> [MATERIAL TO PROCESS]

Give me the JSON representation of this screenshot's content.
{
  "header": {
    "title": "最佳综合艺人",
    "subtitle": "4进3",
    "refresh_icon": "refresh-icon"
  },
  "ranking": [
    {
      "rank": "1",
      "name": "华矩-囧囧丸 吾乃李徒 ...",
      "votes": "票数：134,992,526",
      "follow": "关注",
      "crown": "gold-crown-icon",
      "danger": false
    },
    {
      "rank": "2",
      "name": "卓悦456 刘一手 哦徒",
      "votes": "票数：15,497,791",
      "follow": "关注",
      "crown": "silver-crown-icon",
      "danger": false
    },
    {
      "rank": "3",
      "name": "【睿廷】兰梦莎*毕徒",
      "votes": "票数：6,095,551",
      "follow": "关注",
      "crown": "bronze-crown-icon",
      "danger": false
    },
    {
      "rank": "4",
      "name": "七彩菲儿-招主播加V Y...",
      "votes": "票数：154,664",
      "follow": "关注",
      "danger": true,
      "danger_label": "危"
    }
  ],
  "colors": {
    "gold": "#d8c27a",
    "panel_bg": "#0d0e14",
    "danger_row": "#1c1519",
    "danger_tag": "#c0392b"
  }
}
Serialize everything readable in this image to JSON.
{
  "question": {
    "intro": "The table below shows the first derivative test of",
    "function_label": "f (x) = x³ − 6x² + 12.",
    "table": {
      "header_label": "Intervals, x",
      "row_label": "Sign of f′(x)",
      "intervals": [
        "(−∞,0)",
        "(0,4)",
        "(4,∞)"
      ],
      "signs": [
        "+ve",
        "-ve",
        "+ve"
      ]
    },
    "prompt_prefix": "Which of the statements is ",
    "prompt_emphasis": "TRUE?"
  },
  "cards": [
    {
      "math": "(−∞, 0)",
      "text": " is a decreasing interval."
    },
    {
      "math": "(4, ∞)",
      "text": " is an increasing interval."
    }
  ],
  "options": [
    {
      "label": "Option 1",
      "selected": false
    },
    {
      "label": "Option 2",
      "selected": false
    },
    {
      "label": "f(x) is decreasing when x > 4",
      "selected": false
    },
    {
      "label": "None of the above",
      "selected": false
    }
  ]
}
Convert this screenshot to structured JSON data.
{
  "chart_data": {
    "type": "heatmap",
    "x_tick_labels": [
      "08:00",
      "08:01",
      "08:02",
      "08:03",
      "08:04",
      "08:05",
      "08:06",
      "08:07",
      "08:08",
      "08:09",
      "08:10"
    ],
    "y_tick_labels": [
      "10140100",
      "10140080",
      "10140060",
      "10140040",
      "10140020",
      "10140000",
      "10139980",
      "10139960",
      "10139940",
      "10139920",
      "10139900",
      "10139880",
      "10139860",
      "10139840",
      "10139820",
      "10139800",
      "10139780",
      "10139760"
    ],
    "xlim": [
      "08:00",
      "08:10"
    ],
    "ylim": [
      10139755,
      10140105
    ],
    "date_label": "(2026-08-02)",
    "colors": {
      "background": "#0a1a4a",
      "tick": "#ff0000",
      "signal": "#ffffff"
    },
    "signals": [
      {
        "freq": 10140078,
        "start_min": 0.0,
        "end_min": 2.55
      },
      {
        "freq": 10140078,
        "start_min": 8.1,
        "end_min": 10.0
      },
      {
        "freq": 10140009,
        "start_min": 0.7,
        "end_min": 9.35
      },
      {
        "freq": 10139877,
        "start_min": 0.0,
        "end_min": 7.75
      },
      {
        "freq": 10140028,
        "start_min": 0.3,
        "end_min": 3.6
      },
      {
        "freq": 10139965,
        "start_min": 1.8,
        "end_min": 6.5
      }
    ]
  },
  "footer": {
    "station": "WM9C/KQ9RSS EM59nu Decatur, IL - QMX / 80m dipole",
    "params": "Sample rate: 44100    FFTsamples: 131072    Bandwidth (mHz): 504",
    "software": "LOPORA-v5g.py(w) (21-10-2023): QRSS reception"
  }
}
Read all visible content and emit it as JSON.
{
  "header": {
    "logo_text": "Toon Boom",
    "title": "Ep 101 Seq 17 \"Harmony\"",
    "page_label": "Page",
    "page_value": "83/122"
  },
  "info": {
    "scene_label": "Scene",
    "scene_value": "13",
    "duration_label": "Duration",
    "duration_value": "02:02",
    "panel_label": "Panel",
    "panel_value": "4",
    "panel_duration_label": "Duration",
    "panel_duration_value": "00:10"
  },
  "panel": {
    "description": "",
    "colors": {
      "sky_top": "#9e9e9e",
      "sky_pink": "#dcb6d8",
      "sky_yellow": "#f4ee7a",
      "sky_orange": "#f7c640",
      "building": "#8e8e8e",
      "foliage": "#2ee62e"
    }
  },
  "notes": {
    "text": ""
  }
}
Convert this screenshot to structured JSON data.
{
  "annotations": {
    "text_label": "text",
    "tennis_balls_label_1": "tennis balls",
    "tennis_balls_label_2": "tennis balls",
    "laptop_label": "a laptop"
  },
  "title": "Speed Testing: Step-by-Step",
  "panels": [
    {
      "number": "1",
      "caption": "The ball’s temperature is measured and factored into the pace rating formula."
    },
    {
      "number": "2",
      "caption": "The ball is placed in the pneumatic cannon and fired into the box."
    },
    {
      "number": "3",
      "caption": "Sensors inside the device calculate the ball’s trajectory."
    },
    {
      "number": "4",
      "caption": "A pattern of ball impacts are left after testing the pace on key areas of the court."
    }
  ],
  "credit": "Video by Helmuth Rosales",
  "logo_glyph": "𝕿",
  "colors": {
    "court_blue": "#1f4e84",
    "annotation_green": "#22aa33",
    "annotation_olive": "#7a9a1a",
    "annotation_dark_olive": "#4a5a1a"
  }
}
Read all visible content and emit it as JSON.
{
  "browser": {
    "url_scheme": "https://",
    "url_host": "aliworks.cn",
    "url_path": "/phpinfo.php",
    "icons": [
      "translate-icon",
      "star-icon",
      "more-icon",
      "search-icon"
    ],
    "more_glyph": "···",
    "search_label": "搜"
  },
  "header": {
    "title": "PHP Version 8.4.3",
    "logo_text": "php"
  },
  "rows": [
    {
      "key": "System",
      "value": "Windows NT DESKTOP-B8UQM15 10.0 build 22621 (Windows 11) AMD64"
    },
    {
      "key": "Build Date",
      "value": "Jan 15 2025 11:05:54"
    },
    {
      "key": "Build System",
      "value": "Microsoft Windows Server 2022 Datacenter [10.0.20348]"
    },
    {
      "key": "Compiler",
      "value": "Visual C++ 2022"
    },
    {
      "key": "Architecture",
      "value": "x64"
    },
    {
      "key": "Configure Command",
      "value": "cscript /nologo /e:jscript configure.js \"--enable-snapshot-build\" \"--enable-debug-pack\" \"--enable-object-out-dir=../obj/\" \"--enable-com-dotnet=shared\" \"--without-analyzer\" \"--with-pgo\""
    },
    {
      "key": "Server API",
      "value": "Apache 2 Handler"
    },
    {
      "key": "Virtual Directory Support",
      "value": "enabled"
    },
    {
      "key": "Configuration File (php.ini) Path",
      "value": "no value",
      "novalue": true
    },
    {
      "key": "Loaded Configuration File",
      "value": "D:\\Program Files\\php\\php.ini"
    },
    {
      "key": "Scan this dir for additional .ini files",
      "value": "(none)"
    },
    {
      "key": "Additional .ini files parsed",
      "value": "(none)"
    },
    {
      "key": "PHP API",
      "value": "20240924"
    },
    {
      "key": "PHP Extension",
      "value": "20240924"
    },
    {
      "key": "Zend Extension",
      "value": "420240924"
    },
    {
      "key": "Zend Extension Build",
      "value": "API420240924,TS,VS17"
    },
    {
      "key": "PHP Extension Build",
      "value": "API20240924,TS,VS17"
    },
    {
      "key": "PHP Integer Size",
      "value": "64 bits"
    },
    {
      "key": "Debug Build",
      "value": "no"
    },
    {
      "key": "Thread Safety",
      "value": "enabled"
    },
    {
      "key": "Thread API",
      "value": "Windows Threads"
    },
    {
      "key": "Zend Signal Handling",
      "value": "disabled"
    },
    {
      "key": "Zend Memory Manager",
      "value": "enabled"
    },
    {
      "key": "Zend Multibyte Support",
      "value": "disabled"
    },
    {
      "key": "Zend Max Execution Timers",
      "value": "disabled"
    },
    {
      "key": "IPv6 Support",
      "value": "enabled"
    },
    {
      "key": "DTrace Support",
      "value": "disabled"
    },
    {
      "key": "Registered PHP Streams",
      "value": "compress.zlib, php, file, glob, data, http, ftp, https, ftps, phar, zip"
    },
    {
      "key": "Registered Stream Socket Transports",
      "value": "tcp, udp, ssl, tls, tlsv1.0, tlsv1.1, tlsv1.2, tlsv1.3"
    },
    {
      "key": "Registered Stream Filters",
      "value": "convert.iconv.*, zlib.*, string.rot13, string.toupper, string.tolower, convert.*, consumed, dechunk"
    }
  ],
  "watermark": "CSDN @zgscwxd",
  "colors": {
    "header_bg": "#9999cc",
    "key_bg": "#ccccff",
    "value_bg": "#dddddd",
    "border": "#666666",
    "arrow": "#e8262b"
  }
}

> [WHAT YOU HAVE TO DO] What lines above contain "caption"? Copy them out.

> [EXERCISE RESULT]
      "caption": "The ball’s temperature is measured and factored into the pace rating formula."
      "caption": "The ball is placed in the pneumatic cannon and fired into the box."
      "caption": "Sensors inside the device calculate the ball’s trajectory."
      "caption": "A pattern of ball impacts are left after testing the pace on key areas of the court."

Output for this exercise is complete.